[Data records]
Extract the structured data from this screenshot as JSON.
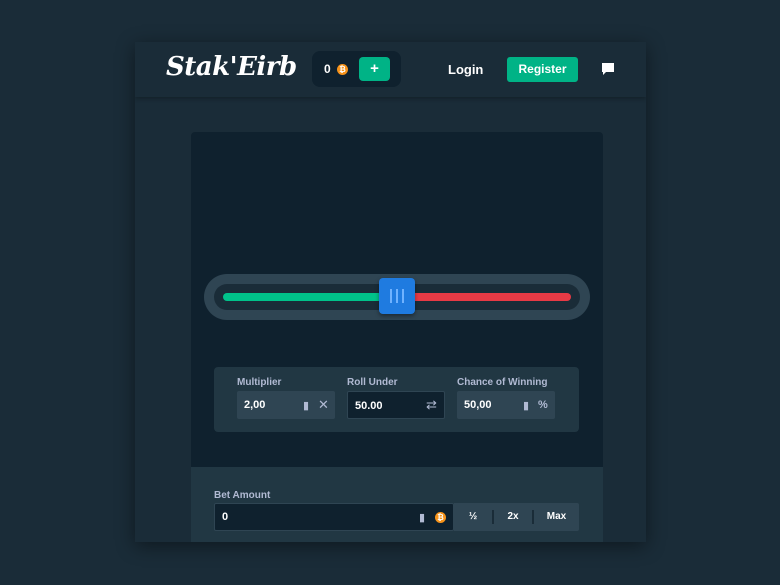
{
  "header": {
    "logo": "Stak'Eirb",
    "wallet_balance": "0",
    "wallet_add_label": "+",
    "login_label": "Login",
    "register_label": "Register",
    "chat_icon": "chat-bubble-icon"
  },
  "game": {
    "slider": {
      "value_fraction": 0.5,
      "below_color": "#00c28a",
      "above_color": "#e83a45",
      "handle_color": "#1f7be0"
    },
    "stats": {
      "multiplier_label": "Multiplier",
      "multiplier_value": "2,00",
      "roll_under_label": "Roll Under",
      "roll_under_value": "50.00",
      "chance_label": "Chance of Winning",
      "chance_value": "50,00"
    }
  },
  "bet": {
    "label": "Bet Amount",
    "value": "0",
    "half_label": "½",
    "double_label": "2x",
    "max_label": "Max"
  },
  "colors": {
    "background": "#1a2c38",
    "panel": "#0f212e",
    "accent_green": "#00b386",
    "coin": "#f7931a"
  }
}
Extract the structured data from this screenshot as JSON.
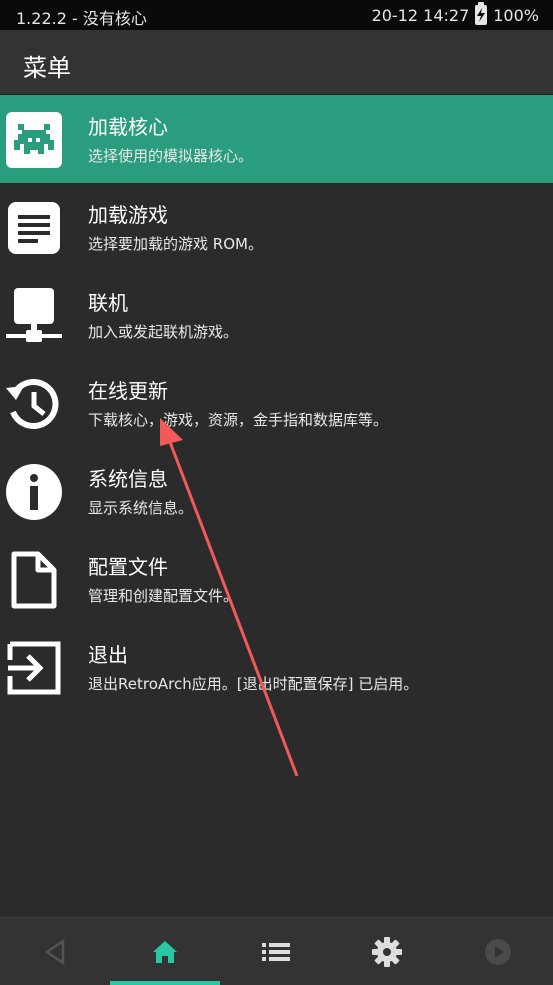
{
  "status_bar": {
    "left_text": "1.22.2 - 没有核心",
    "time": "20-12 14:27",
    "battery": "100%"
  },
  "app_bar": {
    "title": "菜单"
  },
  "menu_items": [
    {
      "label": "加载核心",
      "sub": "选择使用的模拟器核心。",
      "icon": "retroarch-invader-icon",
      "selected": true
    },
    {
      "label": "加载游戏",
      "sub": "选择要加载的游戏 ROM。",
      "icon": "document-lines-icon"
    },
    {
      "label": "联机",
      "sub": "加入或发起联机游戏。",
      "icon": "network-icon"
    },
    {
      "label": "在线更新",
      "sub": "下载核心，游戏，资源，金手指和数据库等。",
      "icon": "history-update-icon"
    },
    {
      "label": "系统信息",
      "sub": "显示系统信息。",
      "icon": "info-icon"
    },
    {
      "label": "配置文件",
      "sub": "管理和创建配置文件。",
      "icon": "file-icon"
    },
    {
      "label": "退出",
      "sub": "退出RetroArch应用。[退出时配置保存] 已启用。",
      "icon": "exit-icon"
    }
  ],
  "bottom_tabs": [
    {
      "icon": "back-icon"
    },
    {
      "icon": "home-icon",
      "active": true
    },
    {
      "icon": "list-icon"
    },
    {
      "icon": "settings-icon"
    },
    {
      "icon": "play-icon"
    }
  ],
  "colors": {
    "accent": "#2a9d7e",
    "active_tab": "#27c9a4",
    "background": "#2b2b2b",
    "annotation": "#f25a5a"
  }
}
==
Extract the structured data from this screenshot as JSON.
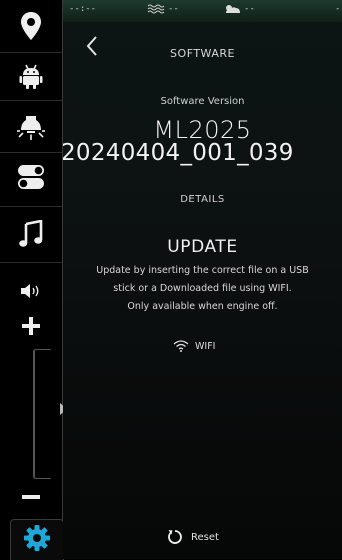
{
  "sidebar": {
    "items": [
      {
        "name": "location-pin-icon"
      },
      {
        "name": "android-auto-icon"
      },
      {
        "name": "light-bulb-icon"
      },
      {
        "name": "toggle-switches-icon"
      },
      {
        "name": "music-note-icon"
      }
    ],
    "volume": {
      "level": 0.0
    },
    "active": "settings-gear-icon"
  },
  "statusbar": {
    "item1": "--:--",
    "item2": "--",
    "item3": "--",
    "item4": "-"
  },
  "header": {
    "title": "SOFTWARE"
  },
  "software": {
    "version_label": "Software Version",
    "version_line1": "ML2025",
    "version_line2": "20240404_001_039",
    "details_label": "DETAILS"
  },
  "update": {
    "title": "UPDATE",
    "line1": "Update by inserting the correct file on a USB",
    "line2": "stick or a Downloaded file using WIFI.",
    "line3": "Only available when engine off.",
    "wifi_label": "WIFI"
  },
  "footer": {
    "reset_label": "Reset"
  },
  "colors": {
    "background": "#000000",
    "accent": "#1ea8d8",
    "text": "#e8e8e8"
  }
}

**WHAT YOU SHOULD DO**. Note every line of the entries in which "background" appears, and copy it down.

**WORKED SOLUTION**.
    "background": "#1a2c38",
    "background": "#2b2b2b",
    "background": "#000000",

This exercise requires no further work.